Search the records for "generated". Report every line where it occurs.

(Component data from apps and pages)
────────────────────────────────────────

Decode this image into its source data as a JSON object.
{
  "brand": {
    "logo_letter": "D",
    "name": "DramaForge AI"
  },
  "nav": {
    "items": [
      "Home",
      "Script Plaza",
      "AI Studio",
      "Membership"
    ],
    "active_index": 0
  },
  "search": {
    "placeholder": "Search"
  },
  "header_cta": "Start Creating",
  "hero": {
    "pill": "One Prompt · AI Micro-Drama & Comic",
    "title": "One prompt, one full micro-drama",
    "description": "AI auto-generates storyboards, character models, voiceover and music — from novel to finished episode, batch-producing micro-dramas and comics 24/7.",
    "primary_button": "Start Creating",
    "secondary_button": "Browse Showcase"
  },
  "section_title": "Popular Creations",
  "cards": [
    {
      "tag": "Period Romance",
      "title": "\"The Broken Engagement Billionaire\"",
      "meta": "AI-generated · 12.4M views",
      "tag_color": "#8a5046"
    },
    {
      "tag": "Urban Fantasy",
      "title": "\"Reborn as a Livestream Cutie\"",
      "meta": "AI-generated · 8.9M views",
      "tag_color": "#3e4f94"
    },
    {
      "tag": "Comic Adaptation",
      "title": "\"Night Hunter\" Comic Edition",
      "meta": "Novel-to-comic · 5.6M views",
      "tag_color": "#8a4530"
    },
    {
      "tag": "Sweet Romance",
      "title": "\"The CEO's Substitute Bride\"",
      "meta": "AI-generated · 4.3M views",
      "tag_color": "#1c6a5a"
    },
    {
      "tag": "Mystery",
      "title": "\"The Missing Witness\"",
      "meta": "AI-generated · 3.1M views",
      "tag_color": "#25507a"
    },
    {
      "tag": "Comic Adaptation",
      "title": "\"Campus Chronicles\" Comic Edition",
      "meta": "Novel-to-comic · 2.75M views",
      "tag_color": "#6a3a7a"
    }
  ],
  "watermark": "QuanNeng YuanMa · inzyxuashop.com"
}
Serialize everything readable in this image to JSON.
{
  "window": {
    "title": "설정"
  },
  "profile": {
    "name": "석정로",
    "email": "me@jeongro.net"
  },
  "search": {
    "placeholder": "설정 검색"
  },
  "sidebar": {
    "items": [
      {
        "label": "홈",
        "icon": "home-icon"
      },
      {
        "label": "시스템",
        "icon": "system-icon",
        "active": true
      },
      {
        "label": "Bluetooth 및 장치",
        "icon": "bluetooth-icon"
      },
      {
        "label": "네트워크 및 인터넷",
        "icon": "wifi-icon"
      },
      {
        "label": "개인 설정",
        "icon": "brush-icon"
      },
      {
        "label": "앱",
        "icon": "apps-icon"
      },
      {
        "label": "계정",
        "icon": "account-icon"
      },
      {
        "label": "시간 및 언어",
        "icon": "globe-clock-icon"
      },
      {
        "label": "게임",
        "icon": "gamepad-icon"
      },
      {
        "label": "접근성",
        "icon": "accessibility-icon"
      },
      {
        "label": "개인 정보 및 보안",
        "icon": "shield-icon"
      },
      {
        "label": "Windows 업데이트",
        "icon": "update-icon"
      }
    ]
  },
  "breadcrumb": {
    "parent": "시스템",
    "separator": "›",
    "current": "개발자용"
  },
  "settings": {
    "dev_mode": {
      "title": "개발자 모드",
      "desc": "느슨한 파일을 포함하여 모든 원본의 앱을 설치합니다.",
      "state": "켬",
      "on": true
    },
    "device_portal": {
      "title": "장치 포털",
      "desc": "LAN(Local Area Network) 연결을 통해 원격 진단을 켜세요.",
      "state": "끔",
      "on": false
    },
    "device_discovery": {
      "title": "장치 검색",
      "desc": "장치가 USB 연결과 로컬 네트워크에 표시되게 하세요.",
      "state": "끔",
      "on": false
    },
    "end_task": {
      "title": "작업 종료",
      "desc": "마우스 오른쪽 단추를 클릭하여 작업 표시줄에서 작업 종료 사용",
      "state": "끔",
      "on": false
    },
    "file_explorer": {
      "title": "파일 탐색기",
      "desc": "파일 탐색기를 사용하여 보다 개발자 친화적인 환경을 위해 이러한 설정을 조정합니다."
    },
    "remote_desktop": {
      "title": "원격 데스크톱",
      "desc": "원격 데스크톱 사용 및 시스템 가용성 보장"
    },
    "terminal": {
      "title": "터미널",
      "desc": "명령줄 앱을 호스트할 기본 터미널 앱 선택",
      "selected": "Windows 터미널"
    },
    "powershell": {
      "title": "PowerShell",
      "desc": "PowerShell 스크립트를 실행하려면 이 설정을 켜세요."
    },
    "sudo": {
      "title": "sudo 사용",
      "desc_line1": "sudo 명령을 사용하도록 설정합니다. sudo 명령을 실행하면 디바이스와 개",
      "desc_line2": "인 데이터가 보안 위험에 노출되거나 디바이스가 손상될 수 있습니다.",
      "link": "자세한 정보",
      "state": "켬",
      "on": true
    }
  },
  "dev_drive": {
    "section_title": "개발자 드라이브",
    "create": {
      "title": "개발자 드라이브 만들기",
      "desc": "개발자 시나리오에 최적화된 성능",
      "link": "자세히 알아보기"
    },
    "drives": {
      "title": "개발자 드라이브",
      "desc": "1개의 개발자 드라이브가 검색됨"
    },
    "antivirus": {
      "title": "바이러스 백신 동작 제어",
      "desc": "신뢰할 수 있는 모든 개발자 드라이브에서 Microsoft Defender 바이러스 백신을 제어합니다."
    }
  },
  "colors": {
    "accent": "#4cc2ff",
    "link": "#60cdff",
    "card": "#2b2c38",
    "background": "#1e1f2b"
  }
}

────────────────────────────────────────

▶ [Task response]
      "meta": "AI-generated · 12.4M views",
      "meta": "AI-generated · 8.9M views",
      "meta": "AI-generated · 4.3M views",
      "meta": "AI-generated · 3.1M views",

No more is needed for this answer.